--- DATA EXCERPTS Enclosed Below ---
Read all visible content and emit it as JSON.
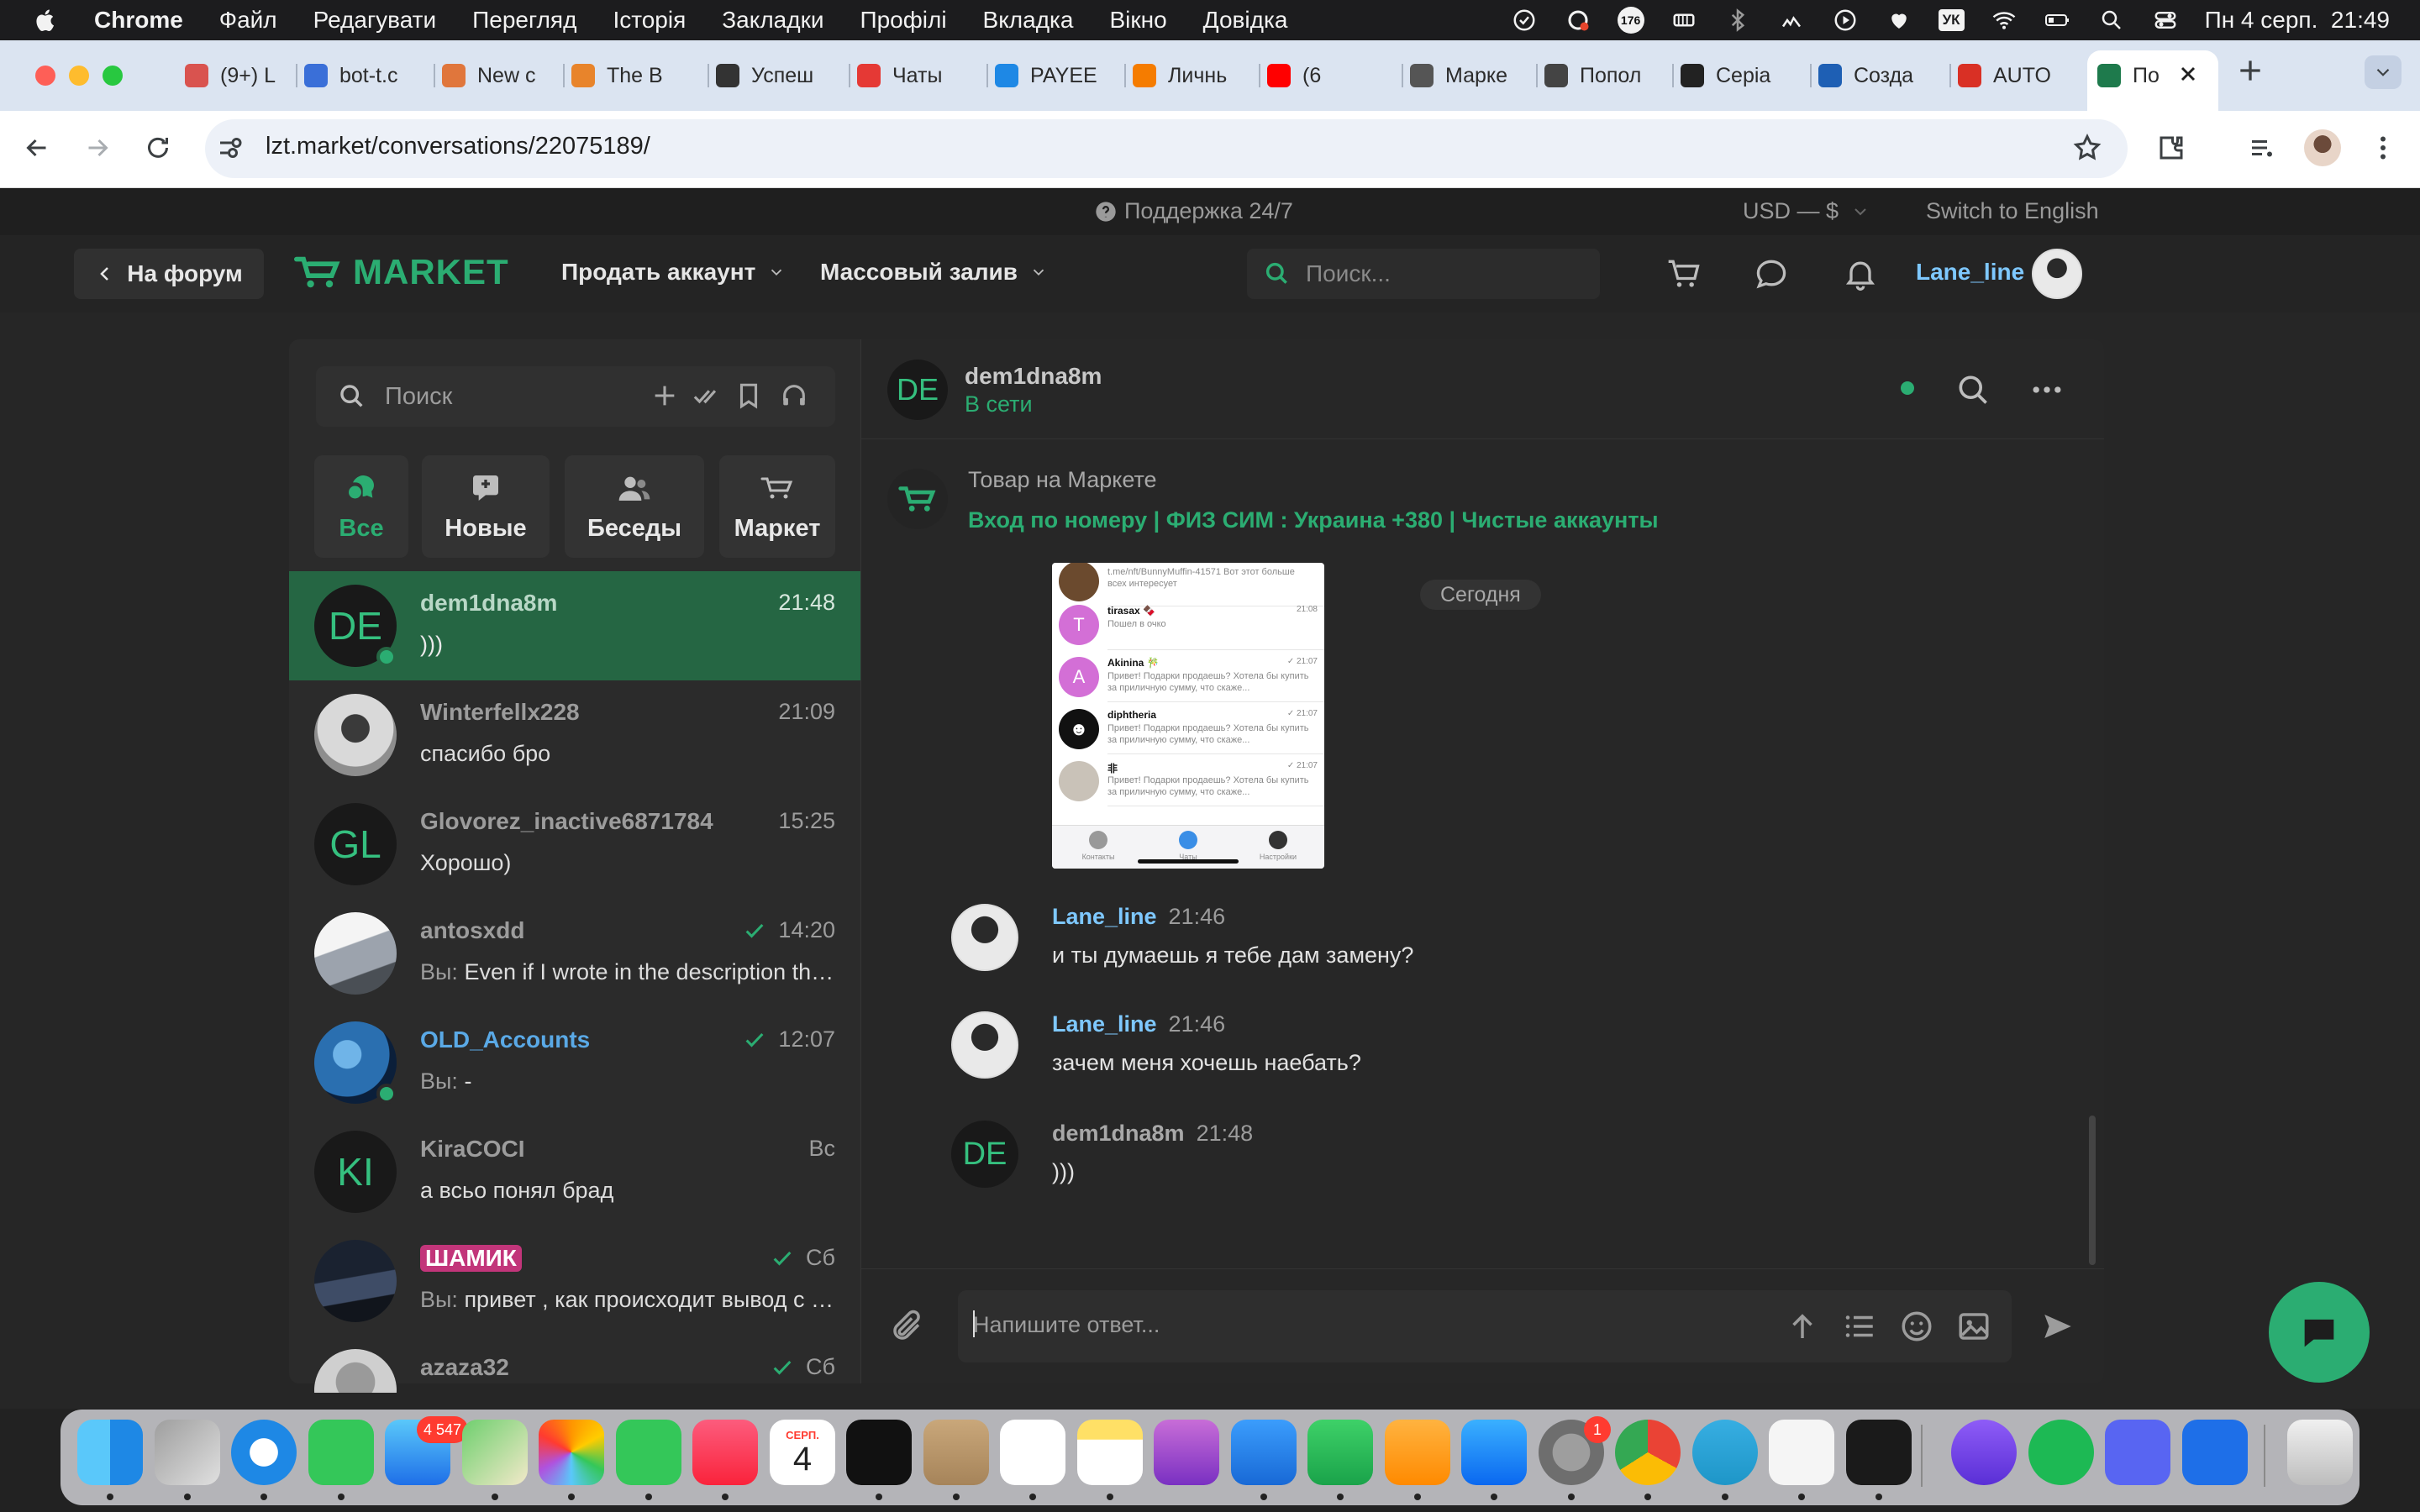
{
  "menubar": {
    "app": "Chrome",
    "items": [
      "Файл",
      "Редагувати",
      "Перегляд",
      "Історія",
      "Закладки",
      "Профілі",
      "Вкладка",
      "Вікно",
      "Довідка"
    ],
    "badge_count": "176",
    "keyboard_layout": "УК",
    "datetime": "Пн 4 серп.  21:49"
  },
  "browser": {
    "tabs": [
      {
        "title": "(9+) L",
        "icon": "hot-springs-icon",
        "color": "#d9534f"
      },
      {
        "title": "bot-t.c",
        "icon": "bot-icon",
        "color": "#3a6fd8"
      },
      {
        "title": "New c",
        "icon": "p-icon",
        "color": "#e0763c"
      },
      {
        "title": "The B",
        "icon": "fire-icon",
        "color": "#e8842b"
      },
      {
        "title": "Успеш",
        "icon": "mask-icon",
        "color": "#333333"
      },
      {
        "title": "Чаты",
        "icon": "hashtag-icon",
        "color": "#e53935"
      },
      {
        "title": "PAYEE",
        "icon": "p-icon",
        "color": "#1e88e5"
      },
      {
        "title": "Личнь",
        "icon": "fox-icon",
        "color": "#f57c00"
      },
      {
        "title": "(6",
        "icon": "youtube-icon",
        "color": "#ff0000"
      },
      {
        "title": "Марке",
        "icon": "globe-icon",
        "color": "#555555"
      },
      {
        "title": "Попол",
        "icon": "circle-icon",
        "color": "#444444"
      },
      {
        "title": "Серia",
        "icon": "film-icon",
        "color": "#222222"
      },
      {
        "title": "Созда",
        "icon": "swirl-icon",
        "color": "#1e5fb4"
      },
      {
        "title": "AUTO",
        "icon": "mail-icon",
        "color": "#d93025"
      },
      {
        "title": "По",
        "icon": "market-icon",
        "color": "#1e7a4c"
      }
    ],
    "url": "lzt.market/conversations/22075189/"
  },
  "site": {
    "support": "Поддержка 24/7",
    "currency": "USD — $",
    "switch_lang": "Switch to English",
    "forum_button": "На форум",
    "logo_text": "MARKET",
    "nav": [
      "Продать аккаунт",
      "Массовый залив"
    ],
    "search_placeholder": "Поиск...",
    "username": "Lane_line"
  },
  "conversations": {
    "search_placeholder": "Поиск",
    "filters": [
      "Все",
      "Новые",
      "Беседы",
      "Маркет"
    ],
    "items": [
      {
        "name": "dem1dna8m",
        "initials": "DE",
        "time": "21:48",
        "preview": ")))",
        "online": true
      },
      {
        "name": "Winterfellx228",
        "time": "21:09",
        "preview": "спасибо бро"
      },
      {
        "name": "Glovorez_inactive6871784",
        "initials": "GL",
        "time": "15:25",
        "preview": "Хорошо)"
      },
      {
        "name": "antosxdd",
        "time": "14:20",
        "you": "Вы:",
        "preview": "Even if I wrote in the description that the accounts wer",
        "read": true
      },
      {
        "name": "OLD_Accounts",
        "time": "12:07",
        "you": "Вы:",
        "preview": "-",
        "read": true,
        "online": true
      },
      {
        "name": "KiraCOCI",
        "initials": "KI",
        "time": "Вс",
        "preview": "а всьо понял брад"
      },
      {
        "name": "ШАМИК",
        "time": "Сб",
        "you": "Вы:",
        "preview": "привет , как происходит вывод с маркета",
        "read": true
      },
      {
        "name": "azaza32",
        "time": "Сб",
        "preview": "",
        "read": true
      }
    ]
  },
  "chat": {
    "name": "dem1dna8m",
    "initials": "DE",
    "status": "В сети",
    "product_label": "Товар на Маркете",
    "product_title": "Вход по номеру | ФИЗ СИМ : Украина +380 | Чистые аккаунты",
    "date_divider": "Сегодня",
    "screenshot": {
      "rows": [
        {
          "name": "",
          "initial": "",
          "time": "",
          "msg": "t.me/nft/BunnyMuffin-41571 Вот этот больше всех интересует",
          "color": "#6b4a2e"
        },
        {
          "name": "tirasax 🍫",
          "initial": "T",
          "time": "21:08",
          "msg": "Пошел в очко",
          "color": "#d36fd6"
        },
        {
          "name": "Akinina 🎋",
          "initial": "A",
          "time": "✓ 21:07",
          "msg": "Привет! Подарки продаешь? Хотела бы купить за приличную сумму, что скаже...",
          "color": "#d36fd6"
        },
        {
          "name": "diphtheria",
          "initial": "☻",
          "time": "✓ 21:07",
          "msg": "Привет! Подарки продаешь? Хотела бы купить за приличную сумму, что скаже...",
          "color": "#111111"
        },
        {
          "name": "非",
          "initial": "",
          "time": "✓ 21:07",
          "msg": "Привет! Подарки продаешь? Хотела бы купить за приличную сумму, что скаже...",
          "color": "#c9c2b8"
        }
      ],
      "tabbar": [
        "Контакты",
        "Чаты",
        "Настройки"
      ]
    },
    "messages": [
      {
        "author": "Lane_line",
        "time": "21:46",
        "text": "и ты думаешь я тебе дам замену?",
        "mine": true
      },
      {
        "author": "Lane_line",
        "time": "21:46",
        "text": "зачем меня хочешь наебать?",
        "mine": true
      },
      {
        "author": "dem1dna8m",
        "initials": "DE",
        "time": "21:48",
        "text": ")))",
        "mine": false
      }
    ],
    "composer_placeholder": "Напишите ответ..."
  },
  "dock": {
    "mail_badge": "4 547",
    "calendar_month": "СЕРП.",
    "calendar_day": "4",
    "settings_badge": "1",
    "apps": [
      "finder-icon",
      "launchpad-icon",
      "safari-icon",
      "messages-icon",
      "mail-icon",
      "maps-icon",
      "photos-icon",
      "facetime-icon",
      "music-icon",
      "calendar-icon",
      "appletv-icon",
      "contacts-icon",
      "reminders-icon",
      "notes-icon",
      "podcasts-icon",
      "keynote-icon",
      "numbers-icon",
      "pages-icon",
      "appstore-icon",
      "settings-icon",
      "chrome-icon",
      "telegram-icon",
      "textedit-icon",
      "terminal-icon",
      "d-app-icon",
      "spotify-icon",
      "discord-icon",
      "s-app-icon",
      "trash-icon"
    ]
  },
  "colors": {
    "accent": "#2bad72",
    "active_conv": "#256643",
    "link_user": "#7ec8ff"
  }
}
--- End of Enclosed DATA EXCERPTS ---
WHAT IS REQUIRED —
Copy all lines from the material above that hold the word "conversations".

WRITTEN REPLY —
    "url": "lzt.market/conversations/22075189/"
  "conversations": {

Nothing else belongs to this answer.